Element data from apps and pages

↓↓↓

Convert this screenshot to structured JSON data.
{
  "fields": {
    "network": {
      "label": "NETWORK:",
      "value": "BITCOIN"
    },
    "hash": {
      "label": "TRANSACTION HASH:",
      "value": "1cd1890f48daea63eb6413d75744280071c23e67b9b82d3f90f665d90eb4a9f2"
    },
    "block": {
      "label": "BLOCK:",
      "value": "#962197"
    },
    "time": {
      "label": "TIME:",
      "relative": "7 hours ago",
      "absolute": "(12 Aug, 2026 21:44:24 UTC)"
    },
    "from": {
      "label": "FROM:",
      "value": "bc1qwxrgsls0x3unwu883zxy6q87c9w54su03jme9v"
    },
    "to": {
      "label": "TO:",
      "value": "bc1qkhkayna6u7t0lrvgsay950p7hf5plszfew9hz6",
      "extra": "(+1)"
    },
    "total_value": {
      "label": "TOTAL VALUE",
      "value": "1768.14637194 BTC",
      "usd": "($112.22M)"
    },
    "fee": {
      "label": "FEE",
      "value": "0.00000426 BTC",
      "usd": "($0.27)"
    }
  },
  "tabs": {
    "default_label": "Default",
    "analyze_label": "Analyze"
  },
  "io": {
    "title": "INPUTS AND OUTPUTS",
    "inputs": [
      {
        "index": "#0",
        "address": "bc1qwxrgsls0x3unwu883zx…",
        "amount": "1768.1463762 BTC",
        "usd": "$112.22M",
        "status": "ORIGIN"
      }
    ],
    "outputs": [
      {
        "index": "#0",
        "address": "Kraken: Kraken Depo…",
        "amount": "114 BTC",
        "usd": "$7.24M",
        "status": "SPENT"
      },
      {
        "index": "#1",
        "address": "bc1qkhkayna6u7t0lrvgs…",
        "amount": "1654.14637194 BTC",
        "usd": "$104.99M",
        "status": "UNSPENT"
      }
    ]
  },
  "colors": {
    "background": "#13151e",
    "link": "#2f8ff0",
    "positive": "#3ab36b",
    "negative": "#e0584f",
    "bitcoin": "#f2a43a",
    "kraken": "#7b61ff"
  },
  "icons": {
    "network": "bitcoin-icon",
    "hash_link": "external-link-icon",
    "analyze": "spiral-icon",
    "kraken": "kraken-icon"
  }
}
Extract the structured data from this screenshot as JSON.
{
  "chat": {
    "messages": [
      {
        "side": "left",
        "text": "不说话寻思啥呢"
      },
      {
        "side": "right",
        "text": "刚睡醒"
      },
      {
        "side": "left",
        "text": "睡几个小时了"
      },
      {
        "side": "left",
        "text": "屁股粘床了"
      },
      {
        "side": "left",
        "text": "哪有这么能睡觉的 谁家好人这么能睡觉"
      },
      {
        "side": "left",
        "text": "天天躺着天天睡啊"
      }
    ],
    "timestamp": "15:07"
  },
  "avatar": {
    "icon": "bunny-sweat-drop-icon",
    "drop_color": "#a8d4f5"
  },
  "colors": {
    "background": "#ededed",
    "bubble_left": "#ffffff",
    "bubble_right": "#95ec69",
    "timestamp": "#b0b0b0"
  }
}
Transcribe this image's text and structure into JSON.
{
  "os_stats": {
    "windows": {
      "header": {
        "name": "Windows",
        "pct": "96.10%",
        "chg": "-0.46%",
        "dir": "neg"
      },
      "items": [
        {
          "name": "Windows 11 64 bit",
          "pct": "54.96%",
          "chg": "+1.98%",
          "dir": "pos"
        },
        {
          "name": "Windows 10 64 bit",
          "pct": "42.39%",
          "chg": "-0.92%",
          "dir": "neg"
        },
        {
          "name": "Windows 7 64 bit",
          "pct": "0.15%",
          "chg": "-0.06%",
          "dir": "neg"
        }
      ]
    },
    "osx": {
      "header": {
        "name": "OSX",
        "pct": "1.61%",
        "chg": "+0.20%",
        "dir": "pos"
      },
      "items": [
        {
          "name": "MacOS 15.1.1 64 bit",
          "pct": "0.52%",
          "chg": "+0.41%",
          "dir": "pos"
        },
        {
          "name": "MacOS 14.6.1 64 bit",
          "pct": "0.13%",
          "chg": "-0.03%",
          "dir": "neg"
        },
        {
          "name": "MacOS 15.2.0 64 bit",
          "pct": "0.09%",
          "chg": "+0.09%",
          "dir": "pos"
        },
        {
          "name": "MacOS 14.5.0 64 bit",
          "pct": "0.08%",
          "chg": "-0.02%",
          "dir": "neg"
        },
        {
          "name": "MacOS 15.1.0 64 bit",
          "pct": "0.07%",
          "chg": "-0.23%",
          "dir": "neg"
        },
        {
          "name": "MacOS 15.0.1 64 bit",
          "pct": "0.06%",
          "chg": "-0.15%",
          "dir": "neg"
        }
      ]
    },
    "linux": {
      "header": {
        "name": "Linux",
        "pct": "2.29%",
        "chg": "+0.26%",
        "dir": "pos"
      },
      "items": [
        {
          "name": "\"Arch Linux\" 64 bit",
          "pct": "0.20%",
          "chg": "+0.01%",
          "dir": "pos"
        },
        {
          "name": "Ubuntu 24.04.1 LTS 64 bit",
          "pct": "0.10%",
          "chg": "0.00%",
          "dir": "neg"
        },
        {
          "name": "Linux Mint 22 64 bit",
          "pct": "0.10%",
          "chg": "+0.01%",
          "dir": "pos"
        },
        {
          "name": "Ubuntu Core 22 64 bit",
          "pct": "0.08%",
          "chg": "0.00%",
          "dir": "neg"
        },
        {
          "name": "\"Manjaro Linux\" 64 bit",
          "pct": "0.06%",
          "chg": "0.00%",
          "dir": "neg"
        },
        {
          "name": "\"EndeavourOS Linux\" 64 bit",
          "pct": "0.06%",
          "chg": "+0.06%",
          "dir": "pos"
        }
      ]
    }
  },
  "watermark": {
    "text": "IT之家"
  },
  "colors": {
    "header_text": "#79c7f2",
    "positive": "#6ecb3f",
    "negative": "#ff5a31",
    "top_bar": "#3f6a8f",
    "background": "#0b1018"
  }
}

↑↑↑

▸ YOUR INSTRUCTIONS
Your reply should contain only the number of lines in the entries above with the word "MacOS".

▸ WRITTEN REPLY
6